    Human enteroids as a model of upper small intestinal ion transport physiology and pathophysiology.
    Gastroenterology. 2016 Mar;150(3):638-649.

  • Vidovic D, Carlon MS, F da Cunha M, Dekkers JF, Hollenhorst MI, Bijvelds MJ, Ramalho AS, Van den Haute C, Ferrante M, Baekelandt V, Janssens HM, De Boeck K, Sermet-Gaudelus I, de Jonge HR, Gijsbers R, Beekman JM, Edelman A, Debyser Z.
    rAAV-CFTRΔR rescues the cystic fibrosis phenotype in human intestinal organoids and CF mice.
    Am J Respir Crit Care Med. 2016 Feb 1;193(3):288-98.

  • Bijvelds MJ, Loos M, Bronsveld I, Hellemans A, Bongartz JP, Ver Donck L, Cox E, de Jonge HR, Schuurkes JA, De Maeyer JH.
    Inhibition of heat-stable toxin-induced intestinal salt and water secretion by a novel class of guanylyl cyclase C inhibitors.
    J Infect Dis. 2015 Dec 1;212(11):1806-15.

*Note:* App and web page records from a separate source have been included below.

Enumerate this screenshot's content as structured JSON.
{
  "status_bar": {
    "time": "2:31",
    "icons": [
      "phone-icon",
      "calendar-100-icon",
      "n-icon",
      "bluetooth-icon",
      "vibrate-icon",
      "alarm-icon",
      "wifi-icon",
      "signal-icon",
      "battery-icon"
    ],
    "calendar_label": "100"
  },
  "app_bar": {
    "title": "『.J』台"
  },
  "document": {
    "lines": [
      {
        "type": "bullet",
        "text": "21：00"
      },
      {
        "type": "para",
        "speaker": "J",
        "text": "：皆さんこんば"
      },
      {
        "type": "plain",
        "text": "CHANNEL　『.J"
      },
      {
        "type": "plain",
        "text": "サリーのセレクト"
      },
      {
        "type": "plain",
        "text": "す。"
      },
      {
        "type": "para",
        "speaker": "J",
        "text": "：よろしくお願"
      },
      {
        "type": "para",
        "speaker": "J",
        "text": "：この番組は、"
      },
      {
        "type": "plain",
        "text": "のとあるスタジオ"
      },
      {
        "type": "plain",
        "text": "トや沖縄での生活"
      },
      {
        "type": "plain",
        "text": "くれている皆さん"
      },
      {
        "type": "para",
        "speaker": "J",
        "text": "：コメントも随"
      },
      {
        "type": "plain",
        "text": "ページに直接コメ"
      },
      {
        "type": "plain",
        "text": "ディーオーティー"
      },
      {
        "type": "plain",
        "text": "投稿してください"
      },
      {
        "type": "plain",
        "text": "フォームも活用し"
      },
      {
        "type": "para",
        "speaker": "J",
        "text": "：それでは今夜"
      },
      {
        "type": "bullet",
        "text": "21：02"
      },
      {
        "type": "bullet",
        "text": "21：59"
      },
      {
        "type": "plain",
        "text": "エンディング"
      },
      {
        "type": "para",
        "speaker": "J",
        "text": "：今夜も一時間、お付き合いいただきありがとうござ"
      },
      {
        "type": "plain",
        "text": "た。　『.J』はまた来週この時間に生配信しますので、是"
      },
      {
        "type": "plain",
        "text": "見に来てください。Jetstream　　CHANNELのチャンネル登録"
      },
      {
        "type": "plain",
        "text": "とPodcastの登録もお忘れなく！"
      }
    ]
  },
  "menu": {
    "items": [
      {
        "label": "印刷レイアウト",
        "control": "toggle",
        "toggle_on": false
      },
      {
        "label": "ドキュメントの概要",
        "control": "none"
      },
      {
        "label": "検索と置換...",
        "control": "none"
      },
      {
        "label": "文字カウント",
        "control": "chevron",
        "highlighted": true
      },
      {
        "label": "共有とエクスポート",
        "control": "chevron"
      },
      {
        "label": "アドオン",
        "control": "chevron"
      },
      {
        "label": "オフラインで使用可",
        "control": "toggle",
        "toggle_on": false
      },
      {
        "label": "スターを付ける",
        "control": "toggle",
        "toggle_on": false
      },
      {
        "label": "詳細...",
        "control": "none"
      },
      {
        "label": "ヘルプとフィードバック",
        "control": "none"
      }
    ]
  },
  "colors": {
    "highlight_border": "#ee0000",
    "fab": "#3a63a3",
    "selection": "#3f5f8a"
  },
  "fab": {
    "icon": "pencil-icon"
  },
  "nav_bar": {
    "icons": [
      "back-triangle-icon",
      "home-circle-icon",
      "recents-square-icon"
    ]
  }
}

  • Moon C, Zhang W, Ren A, Arora K, Sinha C, Yarlagadda S, Woodrooffe K, Schuetz JD, Valasani KR, de Jonge HR, Shanmukhappa SK, Shata MT, Buddington RK, Parthasarathi K, Naren AP.
    Compartmentalized accumulation of cAMP near complexes of multidrug resistance protein 4 (MRP4) and Cystic Fibrosis Transmembrane Conductance Regulator (CFTR) contributes to drug-induced diarrhea.
    J Biol Chem. 2015 May 1;290(18):11246-57

  • Chen T, Kocinsky HS, Cha B, Murtazina R, Yang J, Tse CM, Singh V, Cole R, Aronson PS, de Jonge H, Sarker R, Donowitz M.
    Cyclic GMP kinase II (cGKII) inhibits NHE3 by altering its trafficking and phosphorylating NHE3 at three required sites: Identification of a multifunctional phosphorylation site.
    J Biol Chem. 2015 Jan 23;290(4):1952-65.

  • Ikpa PT, Bijvelds MC, De Jonge HR.
    Cystic fibrosis: toward personalized therapies.
    Int J Biochem Cell Biol. 2014 Jul;52:192-200.

  • De Jonge HR, Tilly BC, Hogema BM, Pfau D, Kelly CA, Kelly M, Morris M, Melita AM, Viola R, Forrest Jr JN.
    cGMP Inhibition of type 3 phosphodiesterase is the major mechanism by which C-type natriuretic peptide activates CFTR in the shark rectal gland.
    Am J Physiol Cell Physiol. 2014 Feb 15;306(4):C343-53

  • Dekkers JF, Wiegerinck CL, De Jonge HR, Bronsveld I, Janssens HM, De Winter-De Groot KM, Bijvelds MJC, Nieuwenhuis EES, Van den Brink S, Clevers H, Van der Ent CK, Middendorp S, Beekman JM.
    A functional CFTR assay using primary cystic fibrosis intestinal organoids.
    Nat Med. 2013 Jul;19(7):939-45.

  • Bijvelds MJ, Bot AG, Escher JC, de Jonge HR.
    Activation of intestinal Cl- secretion by lubiprostone requires the Cystic Fibrosis Transmembrane conductance Regulator. 
    Gastroenterology. 2009 Sep;137(3):976-85.